Spirituality/religion are assets that offer opportunities for a person to develop coping skills against maladaptive behaviors; contribute to the well-being of their community; establish a set of principles and values that help an individual navigate their life course and manage stressors and distress; and provide a sense of purpose, peace, and self-control. It is interesting to highlight that some mental health conditions, such as substance abuse or depression, have been associated with a lack of spiritual space in one’s life. Additionally, studies suggest a positive impact of including spiritual/religious context in treating depression, suicide, anxiety, psychotic disorders, and substance abuse. Several therapies, such as spiritually focused therapy groups, religious cognitive behavioral therapy, and spiritually augmented cognitive behavior therapy, have shown the positive impact of including a spiritual/religious component. Evidence-based medicine alone, without the other support of spirituality/religion, is incomplete in caring for patients and communities. There is a need to develop health systems that merge the best of two worlds and are centered on qualities and values such as integrity, justice, kindness, and cooperation.

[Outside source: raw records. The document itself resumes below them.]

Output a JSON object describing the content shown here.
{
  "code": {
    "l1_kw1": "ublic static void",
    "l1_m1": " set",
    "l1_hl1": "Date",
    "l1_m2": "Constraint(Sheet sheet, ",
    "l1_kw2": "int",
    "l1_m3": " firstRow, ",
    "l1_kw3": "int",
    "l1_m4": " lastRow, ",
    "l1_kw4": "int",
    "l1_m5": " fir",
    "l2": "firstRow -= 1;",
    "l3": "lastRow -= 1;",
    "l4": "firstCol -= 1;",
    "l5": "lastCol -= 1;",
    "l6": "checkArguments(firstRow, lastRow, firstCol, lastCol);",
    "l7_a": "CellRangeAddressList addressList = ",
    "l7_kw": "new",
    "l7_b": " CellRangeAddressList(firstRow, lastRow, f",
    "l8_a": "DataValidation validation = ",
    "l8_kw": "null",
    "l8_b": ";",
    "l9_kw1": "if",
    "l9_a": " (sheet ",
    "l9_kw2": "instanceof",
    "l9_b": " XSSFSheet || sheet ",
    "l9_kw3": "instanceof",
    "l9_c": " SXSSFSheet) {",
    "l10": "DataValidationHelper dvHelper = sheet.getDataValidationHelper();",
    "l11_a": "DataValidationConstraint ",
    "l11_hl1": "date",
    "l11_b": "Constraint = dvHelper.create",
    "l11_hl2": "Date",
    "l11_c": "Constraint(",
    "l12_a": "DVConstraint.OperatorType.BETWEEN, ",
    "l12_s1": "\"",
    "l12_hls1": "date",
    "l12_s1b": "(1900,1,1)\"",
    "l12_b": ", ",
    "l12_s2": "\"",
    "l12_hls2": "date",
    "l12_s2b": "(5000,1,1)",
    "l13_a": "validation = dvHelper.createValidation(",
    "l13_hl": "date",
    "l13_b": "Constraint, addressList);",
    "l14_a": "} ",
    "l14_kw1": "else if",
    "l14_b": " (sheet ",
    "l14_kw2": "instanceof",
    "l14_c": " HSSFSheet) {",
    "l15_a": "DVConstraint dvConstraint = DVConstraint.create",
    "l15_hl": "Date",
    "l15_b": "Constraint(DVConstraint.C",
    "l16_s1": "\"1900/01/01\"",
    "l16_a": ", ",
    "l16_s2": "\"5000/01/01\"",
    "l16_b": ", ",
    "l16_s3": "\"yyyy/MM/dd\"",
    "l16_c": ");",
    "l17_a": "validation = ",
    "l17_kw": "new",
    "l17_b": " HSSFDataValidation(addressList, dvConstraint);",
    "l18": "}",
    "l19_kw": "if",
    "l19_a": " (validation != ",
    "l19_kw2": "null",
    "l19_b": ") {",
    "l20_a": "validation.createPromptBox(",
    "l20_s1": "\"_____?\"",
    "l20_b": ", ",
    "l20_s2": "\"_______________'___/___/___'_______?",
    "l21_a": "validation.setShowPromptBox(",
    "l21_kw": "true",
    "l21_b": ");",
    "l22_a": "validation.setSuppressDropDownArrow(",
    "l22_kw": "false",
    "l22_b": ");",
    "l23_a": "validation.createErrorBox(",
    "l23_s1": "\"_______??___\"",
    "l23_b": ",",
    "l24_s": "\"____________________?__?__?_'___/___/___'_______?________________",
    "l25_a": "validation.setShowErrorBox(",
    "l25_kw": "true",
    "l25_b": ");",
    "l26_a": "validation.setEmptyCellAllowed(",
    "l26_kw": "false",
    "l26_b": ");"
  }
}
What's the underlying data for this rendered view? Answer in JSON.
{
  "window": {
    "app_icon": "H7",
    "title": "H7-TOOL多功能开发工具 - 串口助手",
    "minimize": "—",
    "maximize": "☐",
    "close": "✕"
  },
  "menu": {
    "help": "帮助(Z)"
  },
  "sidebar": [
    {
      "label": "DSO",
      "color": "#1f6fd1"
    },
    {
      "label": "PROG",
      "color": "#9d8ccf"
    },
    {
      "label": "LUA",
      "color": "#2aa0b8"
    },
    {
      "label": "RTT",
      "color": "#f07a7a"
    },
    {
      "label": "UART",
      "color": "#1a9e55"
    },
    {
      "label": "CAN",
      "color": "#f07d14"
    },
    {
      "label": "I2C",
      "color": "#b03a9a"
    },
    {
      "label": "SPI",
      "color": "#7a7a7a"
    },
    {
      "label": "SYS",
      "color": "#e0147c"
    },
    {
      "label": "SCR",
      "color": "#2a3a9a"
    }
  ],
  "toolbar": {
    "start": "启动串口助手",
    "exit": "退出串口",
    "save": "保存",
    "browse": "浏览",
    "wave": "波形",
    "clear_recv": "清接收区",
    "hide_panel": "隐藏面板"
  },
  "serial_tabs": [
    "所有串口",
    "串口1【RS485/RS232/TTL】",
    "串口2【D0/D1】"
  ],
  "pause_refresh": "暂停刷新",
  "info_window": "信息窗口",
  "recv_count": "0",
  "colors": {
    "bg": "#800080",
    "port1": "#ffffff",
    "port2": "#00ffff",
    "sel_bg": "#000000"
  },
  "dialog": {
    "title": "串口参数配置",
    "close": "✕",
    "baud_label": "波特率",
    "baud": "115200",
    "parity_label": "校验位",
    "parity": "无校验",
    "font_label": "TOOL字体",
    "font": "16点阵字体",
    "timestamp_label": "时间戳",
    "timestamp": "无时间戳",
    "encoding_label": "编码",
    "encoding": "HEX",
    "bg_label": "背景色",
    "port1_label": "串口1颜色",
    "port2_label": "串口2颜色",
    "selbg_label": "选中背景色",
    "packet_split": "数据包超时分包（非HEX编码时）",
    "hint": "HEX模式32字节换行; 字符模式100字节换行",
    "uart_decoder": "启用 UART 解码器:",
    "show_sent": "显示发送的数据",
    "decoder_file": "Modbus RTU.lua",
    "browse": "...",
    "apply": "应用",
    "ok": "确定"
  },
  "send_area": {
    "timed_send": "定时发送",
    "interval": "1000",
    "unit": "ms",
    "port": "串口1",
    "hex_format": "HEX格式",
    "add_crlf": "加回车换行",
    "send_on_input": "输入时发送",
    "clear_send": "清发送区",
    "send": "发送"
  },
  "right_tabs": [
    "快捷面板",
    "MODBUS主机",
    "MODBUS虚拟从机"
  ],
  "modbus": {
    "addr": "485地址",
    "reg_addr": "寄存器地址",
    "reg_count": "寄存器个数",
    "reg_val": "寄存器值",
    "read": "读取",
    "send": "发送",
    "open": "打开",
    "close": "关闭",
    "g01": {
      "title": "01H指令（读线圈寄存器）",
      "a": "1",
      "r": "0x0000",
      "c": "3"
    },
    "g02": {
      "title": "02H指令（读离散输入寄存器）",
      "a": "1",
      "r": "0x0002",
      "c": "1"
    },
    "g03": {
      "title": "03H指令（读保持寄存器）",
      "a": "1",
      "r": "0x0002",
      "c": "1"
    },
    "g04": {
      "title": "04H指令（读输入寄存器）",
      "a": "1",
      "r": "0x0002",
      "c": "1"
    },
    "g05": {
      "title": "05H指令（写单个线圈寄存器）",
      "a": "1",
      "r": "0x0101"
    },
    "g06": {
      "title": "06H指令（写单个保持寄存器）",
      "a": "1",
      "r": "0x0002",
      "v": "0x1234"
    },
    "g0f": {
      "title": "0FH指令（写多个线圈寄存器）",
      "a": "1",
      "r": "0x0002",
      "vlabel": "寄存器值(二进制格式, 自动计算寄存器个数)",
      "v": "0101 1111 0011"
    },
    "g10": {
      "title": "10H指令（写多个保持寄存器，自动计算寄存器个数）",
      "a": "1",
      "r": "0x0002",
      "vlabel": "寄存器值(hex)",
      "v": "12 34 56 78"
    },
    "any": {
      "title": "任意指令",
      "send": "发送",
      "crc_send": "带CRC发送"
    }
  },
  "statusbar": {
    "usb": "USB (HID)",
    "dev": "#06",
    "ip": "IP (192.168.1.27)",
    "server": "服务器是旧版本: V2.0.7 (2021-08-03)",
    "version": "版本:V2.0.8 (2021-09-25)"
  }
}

Attention to mental health and well-being is increasingly reported worldwide, and influential people including celebrities share their experiences and support for various mental health causes. Mental health services are integral to schools, universities, and workplaces. While such affirmative action is necessary, it is not sufficient enough to improve mental health services and incorporate spirituality/religiosity into multidisciplinary assessment and treatment. There is a need for therapists/psychiatrists to be aware of the spiritual/religious beliefs and conditions of their patients. Within psychiatry, there has been recognition and research between spiritual/religious beliefs and mental health.

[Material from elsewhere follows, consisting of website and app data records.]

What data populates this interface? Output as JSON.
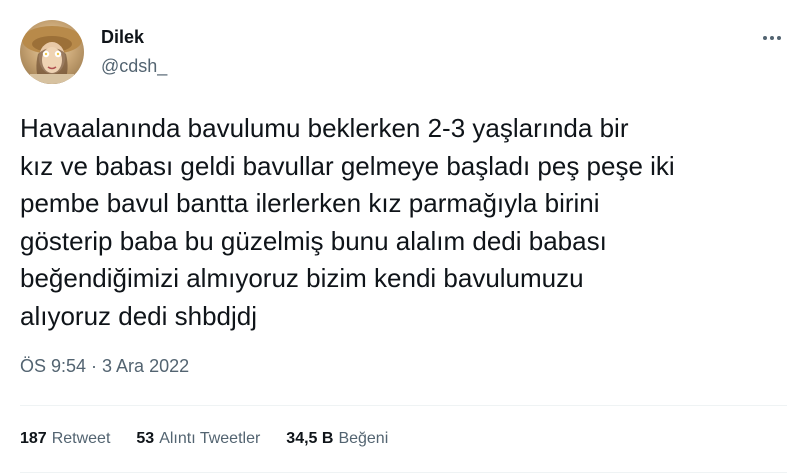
{
  "author": {
    "name": "Dilek",
    "handle": "@cdsh_"
  },
  "tweet": {
    "text": "Havaalanında bavulumu beklerken 2-3 yaşlarında bir\nkız ve babası geldi bavullar gelmeye başladı peş peşe iki\npembe bavul bantta ilerlerken kız parmağıyla birini\ngösterip baba bu güzelmiş bunu alalım dedi babası\nbeğendiğimizi almıyoruz bizim kendi bavulumuzu\nalıyoruz dedi shbdjdj",
    "time": "ÖS 9:54 · 3 Ara 2022"
  },
  "stats": {
    "retweets": {
      "count": "187",
      "label": "Retweet"
    },
    "quotes": {
      "count": "53",
      "label": "Alıntı Tweetler"
    },
    "likes": {
      "count": "34,5 B",
      "label": "Beğeni"
    }
  },
  "icons": {
    "more": "more-options-icon"
  }
}
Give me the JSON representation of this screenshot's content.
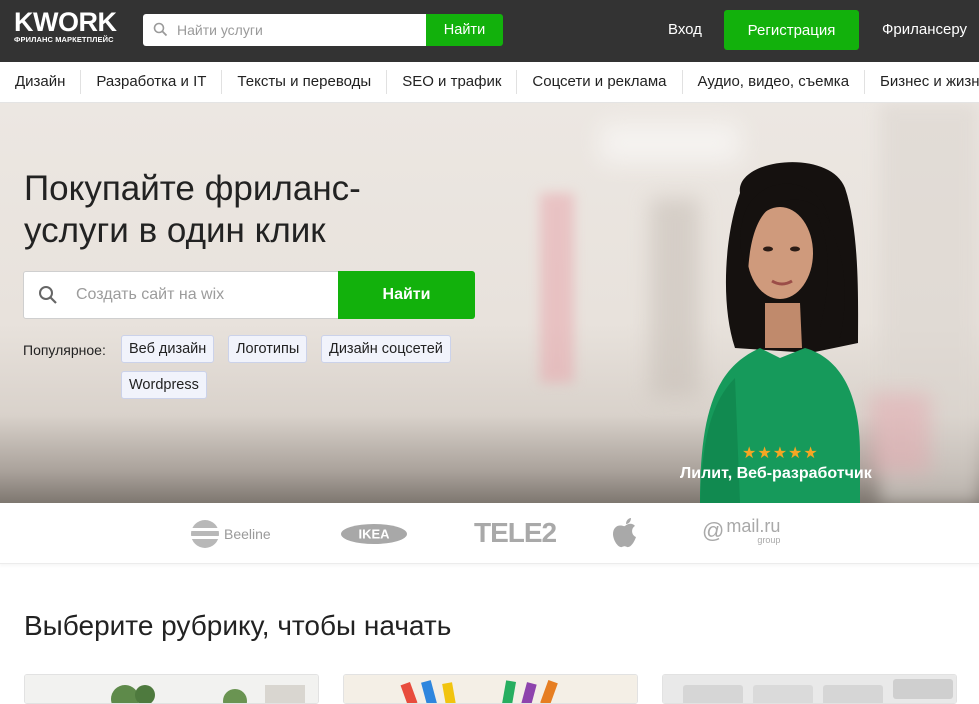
{
  "header": {
    "logo_word": "KWORK",
    "logo_tag": "ФРИЛАНС МАРКЕТПЛЕЙС",
    "search_placeholder": "Найти услуги",
    "search_button": "Найти",
    "login": "Вход",
    "register": "Регистрация",
    "freelancer": "Фрилансеру"
  },
  "categories": [
    "Дизайн",
    "Разработка и IT",
    "Тексты и переводы",
    "SEO и трафик",
    "Соцсети и реклама",
    "Аудио, видео, съемка",
    "Бизнес и жизнь"
  ],
  "hero": {
    "title": "Покупайте фриланс-услуги в один клик",
    "search_placeholder": "Создать сайт на wix",
    "search_button": "Найти",
    "popular_label": "Популярное:",
    "popular_tags": [
      "Веб дизайн",
      "Логотипы",
      "Дизайн соцсетей",
      "Wordpress"
    ],
    "rating_stars": 5,
    "person_caption": "Лилит, Веб-разработчик"
  },
  "brands": [
    {
      "name": "Beeline",
      "icon": "beeline-logo-icon"
    },
    {
      "name": "IKEA",
      "icon": "ikea-logo-icon"
    },
    {
      "name": "TELE2",
      "icon": "tele2-logo-icon"
    },
    {
      "name": "Apple",
      "icon": "apple-logo-icon"
    },
    {
      "name": "mail.ru",
      "sub": "group",
      "icon": "mailru-logo-icon"
    }
  ],
  "section": {
    "title": "Выберите рубрику, чтобы начать"
  },
  "colors": {
    "header_bg": "#333333",
    "accent_green": "#12b10c",
    "tag_bg": "#f1f3fb",
    "star": "#f5a623"
  }
}
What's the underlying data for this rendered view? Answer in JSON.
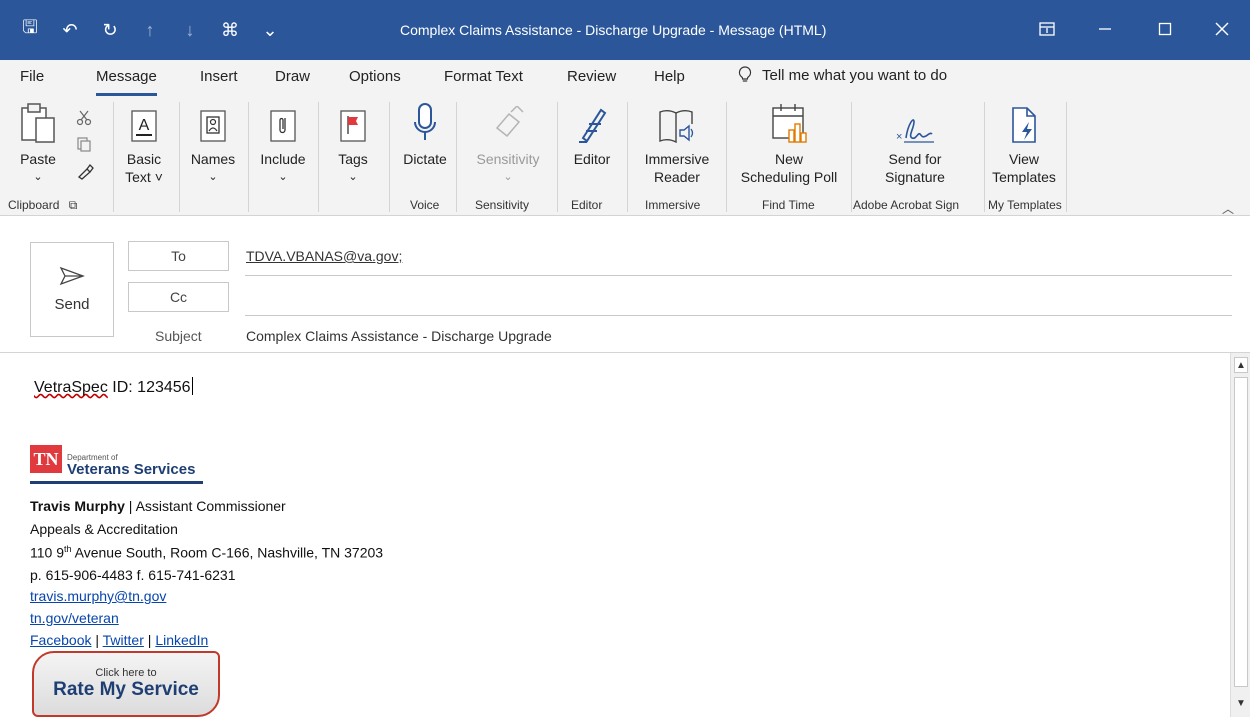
{
  "window": {
    "title": "Complex Claims Assistance - Discharge Upgrade  -  Message (HTML)"
  },
  "qat": [
    {
      "icon": "save-icon",
      "glyph": "🖫"
    },
    {
      "icon": "undo-icon",
      "glyph": "↶"
    },
    {
      "icon": "redo-icon",
      "glyph": "↻"
    },
    {
      "icon": "up-arrow-icon",
      "glyph": "↑"
    },
    {
      "icon": "down-arrow-icon",
      "glyph": "↓"
    },
    {
      "icon": "attach-icon",
      "glyph": "⌘"
    },
    {
      "icon": "customize-icon",
      "glyph": "⌄"
    }
  ],
  "menu": {
    "file": "File",
    "message": "Message",
    "insert": "Insert",
    "draw": "Draw",
    "options": "Options",
    "format_text": "Format Text",
    "review": "Review",
    "help": "Help",
    "tell_me": "Tell me what you want to do"
  },
  "ribbon": {
    "paste": "Paste",
    "basic_text": "Basic",
    "basic_text2": "Text ˅",
    "names": "Names",
    "include": "Include",
    "tags": "Tags",
    "dictate": "Dictate",
    "sensitivity": "Sensitivity",
    "editor": "Editor",
    "immersive_reader": "Immersive",
    "immersive_reader2": "Reader",
    "scheduling_poll": "New",
    "scheduling_poll2": "Scheduling Poll",
    "send_for_signature": "Send for",
    "send_for_signature2": "Signature",
    "view_templates": "View",
    "view_templates2": "Templates",
    "groups": {
      "clipboard": "Clipboard",
      "voice": "Voice",
      "sensitivity": "Sensitivity",
      "editor": "Editor",
      "immersive": "Immersive",
      "find_time": "Find Time",
      "adobe": "Adobe Acrobat Sign",
      "my_templates": "My Templates"
    }
  },
  "compose": {
    "send": "Send",
    "to_label": "To",
    "cc_label": "Cc",
    "subject_label": "Subject",
    "to_value": "TDVA.VBANAS@va.gov;",
    "subject_value": "Complex Claims Assistance - Discharge Upgrade"
  },
  "body": {
    "vetraspec_word": "VetraSpec",
    "vetraspec_rest": " ID: 123456",
    "logo_tn": "TN",
    "logo_dept": "Department of",
    "logo_vs": "Veterans Services",
    "name": "Travis Murphy",
    "title_sep": " | Assistant Commissioner",
    "division": "Appeals & Accreditation",
    "addr_num": "110  9",
    "addr_sup": "th",
    "addr_rest": " Avenue South, Room C-166, Nashville, TN 37203",
    "phone": "p. 615-906-4483 f. 615-741-6231",
    "email": "travis.murphy@tn.gov",
    "website": "tn.gov/veteran",
    "facebook": "Facebook",
    "twitter": "Twitter",
    "linkedin": "LinkedIn",
    "pipe": " | ",
    "rate_small": "Click here to",
    "rate_big": "Rate My Service"
  },
  "colors": {
    "titlebar": "#2b579a",
    "logo_red": "#e03a3e",
    "logo_navy": "#1f3f74",
    "link": "#0645ad"
  }
}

If one were to envision an ideal care model, it would be an amalgamation of evidence-based medicine coupled with spiritual/religious well-being toward living a fulfilling life whether or not one has a curable or incurable health condition. This would need to dismantle the current health-care system and institutions and go back to the drawing board to design health care that matches the needs of the people with services that match those needs. Physicians may need to have uncomfortable discussions surrounding spirituality/religion and embrace the uncertainty and abstractness aspect of these constructs.